While my initial reaction to teaching adult dance students may not have been humble, I feel so lucky that they have shown me the value in teaching dance to all ages.
If "Fosse/Verdon" whet your appetite for the impeccable Gwen Verdon, then Merely Marvelous: The Dancing Genius of Gwen Verdon is the three-course meal you've been craving. The new documentary—available now on Amazon for rental or purchase—dives into the life of the Tony-winning performer and silver-screen star lauded for her charismatic dancing.
Though she's perhaps most well-known today as Bob Fosse's wife and muse, that's not even half of her story. For starters, she'd already won four Tonys before they wed, making her far more famous in the public eye than he was at that point in his career. That's just one of many surprising details we learned during last night's U.S. premiere of Merely Marvelous. Believe us: You're gonna love her even more once you get to know her. Here are eight lesser-known tidbits to get you started.
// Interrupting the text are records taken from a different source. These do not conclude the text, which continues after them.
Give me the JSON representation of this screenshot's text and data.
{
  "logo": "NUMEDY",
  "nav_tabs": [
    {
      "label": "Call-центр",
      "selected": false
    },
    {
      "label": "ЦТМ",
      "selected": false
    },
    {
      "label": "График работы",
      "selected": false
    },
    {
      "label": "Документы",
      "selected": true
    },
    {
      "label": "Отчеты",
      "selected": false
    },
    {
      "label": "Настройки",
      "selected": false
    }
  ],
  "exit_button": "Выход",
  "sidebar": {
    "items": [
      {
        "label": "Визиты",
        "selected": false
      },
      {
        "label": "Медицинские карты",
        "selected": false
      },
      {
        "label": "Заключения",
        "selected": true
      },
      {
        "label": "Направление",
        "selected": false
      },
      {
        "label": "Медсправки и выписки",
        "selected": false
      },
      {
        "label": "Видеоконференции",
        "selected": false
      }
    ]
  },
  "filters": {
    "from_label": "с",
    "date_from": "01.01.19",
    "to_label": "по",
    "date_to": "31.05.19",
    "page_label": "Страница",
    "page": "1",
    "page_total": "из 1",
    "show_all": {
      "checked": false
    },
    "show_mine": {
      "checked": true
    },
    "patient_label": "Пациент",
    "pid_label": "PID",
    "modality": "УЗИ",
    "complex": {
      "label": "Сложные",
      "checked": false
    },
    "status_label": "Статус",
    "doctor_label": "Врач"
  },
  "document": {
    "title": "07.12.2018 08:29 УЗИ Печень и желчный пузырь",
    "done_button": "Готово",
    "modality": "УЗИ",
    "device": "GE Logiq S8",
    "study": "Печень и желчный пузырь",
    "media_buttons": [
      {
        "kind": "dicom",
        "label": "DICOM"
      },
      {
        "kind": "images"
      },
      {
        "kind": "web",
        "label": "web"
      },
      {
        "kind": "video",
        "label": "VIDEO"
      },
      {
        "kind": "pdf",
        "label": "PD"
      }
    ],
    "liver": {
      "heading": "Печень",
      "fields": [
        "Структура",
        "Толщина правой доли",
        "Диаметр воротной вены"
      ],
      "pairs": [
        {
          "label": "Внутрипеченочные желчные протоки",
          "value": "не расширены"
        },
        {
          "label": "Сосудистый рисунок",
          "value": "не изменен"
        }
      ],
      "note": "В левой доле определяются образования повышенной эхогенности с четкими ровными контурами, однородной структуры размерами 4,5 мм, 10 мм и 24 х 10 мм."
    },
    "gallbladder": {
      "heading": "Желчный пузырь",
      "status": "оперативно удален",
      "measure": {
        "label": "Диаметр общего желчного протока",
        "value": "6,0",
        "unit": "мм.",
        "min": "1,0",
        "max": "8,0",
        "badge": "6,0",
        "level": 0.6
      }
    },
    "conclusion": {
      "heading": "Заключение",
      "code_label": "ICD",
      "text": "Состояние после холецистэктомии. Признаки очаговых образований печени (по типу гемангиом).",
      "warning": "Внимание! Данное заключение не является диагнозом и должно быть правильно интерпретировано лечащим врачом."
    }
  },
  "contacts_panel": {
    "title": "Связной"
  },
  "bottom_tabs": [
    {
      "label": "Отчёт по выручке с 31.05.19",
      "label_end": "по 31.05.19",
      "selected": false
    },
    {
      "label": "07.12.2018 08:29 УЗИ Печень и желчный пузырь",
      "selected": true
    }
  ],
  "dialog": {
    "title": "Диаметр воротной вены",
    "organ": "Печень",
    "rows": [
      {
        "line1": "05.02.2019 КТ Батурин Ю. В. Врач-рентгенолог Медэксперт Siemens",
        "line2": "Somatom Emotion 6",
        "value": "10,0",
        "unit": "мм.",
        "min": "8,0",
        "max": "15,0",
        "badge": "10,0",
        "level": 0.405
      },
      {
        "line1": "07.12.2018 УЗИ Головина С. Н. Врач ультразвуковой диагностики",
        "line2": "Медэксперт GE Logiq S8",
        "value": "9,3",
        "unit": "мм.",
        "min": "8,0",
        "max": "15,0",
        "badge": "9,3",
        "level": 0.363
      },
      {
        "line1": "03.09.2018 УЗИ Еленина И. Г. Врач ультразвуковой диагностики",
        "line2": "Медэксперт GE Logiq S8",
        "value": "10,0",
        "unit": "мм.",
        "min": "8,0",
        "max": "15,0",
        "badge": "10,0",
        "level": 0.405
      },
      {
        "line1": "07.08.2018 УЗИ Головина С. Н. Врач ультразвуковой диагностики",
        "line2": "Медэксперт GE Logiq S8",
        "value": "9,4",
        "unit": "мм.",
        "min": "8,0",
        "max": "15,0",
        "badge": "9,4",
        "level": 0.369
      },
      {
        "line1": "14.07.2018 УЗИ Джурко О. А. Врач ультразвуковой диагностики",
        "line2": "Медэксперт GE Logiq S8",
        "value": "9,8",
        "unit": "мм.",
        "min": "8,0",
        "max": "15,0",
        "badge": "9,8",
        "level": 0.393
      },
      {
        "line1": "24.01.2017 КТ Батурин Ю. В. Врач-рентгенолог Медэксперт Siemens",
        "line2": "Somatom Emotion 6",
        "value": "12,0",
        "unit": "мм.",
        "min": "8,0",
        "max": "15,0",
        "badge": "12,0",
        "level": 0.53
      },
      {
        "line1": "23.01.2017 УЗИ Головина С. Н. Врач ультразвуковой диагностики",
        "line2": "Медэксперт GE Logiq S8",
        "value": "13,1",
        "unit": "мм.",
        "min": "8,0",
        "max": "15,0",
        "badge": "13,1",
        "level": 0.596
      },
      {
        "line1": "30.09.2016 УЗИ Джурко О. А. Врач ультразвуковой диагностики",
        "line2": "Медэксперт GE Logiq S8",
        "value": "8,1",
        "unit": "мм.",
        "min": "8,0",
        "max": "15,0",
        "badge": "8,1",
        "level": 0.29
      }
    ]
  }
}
Every dancer knows that how you fuel your body affects how you feel in the studio. Of course, while breakfast is no more magical than any other meal (despite the enduring myth that it's the most important one of the day), showing up to class hangry is a recipe for unproductive studio time.
So what do your favorite dancers eat in the morning to set themselves up for a busy rehearsal or performance day?
When it comes to dance in the U.S., companies in the South often find themselves overlooked—sometimes even by the presenters in their own backyard. That's where South Arts comes in. This year, the regional nonprofit launched Momentum, an initiative that will provide professional development, mentorship, touring grants and residencies to five Southern dance companies.
You ever just wish that Kenneth MacMillan's iconic production of Romeo and Juliet could have a beautiful love child with the 1968 film starring Olivia Hussey? (No, not Baz Luhrmann's version. We are purists here.)
Wish granted: Today, the trailer for a new film called Romeo and Juliet: Beyond Words was released, featuring MacMillan's choreography and with what looks like all the cinematic glamour we could ever dream of: